At the southern end of Agadir Beach, Founty is home to many of the city’s higher-end beach resorts. This is where you’ll find the city’s two Sofitel resorts, the luxurious Hotel Palace des Roses, the high-class Hotel Iberostar Founty Beach, and the boutique Riad Villa Blanche, among others. Several resorts have excellent spas, and there are also great dining options in this part of town. There are opulent villas and holiday homes, and Agadir’s Royal Palace is also in Founty.
Moving inland, Haut Founty has several shopping centres and a number of smaller and relaxed accommodation options. There are plenty of cafés in the area, and you can stock up on supplies at the large Marjane supermarket. It has a modern appearance.
The beautiful replica of Agadir Medina is located on the fringes of the Bensergao neighbourhood. Constructed by an Italian-Moroccan architect, Agadir Medina lets visitors see how Agadir looked before being devastated by an earthquake. Expert artisans and craftspeople created an inviting place for shopping, eating, and exploring. It’s a major attraction in Agadir and this rural neighbourhood is also home to several local mosques and a park.
Talborjt was destroyed in the large earthquake of the 1960s. When the city was rebuilt, the name was given to another district of Agadir, although it is not in the same location as the original neighbourhood of that name. The name means ‘Small Tower’ in the Amazigh language. A lively area that is popular with both tourists and locals, the neighbourhood is home to the large Mohammed V Mosque, the Memorial d’Agadir Museum, and Olhao Garden. It’s a good place to get a glimpse of traditional local life and see several local landmarks.
Abbatoir is the city’s industrial heart. It makes the list of best neighbourhoods, though, because this is where you’ll find the enormous Souk El Had. The walled market has thousands of stalls to browse and it’s Agadir’s finest souk. Abbatoir sits between the city and the suburbs, with its lively bus- and taxi-filled square, a bridge between different parts of Agadir.

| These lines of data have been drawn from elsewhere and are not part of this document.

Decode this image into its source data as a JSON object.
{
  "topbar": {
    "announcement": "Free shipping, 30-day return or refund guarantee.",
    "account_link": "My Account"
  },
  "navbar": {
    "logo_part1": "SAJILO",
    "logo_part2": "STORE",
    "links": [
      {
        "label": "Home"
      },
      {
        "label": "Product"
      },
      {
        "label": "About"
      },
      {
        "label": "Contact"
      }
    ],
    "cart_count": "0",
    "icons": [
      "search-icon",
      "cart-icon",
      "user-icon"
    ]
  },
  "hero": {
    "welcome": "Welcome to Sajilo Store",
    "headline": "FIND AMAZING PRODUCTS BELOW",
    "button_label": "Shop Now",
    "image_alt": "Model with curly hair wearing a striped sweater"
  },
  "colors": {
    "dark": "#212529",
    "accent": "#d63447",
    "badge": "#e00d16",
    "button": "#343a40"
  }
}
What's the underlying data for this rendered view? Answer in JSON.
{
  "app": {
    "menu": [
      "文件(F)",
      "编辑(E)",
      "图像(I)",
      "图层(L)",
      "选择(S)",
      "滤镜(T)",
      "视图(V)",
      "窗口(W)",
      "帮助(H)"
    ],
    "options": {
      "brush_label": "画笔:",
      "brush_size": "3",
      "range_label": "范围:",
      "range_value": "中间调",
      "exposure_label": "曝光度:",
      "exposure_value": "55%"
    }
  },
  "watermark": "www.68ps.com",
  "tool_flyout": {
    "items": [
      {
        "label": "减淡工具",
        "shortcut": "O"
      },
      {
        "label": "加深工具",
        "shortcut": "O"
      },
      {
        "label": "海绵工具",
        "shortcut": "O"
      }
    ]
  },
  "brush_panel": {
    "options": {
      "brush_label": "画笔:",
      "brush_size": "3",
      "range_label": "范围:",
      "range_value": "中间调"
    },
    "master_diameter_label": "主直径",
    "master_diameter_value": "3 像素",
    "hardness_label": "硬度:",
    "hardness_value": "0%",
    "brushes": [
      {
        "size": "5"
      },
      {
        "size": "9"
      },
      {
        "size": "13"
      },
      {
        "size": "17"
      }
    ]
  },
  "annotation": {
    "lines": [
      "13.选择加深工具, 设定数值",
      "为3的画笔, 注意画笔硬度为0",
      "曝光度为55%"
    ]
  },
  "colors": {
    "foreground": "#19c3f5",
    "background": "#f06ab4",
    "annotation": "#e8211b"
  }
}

The large Adrar Stadium can be found in Imounsiss and the airport is between La Pergola and Stylia 2. Outside of Agadir proper, Taghazout, Tamraght, and Imsouane offer great surfing, and Paradise Valley is a picturesque mountain valley. Day trips to further-out spots will add more diversity to your stay in Agadir.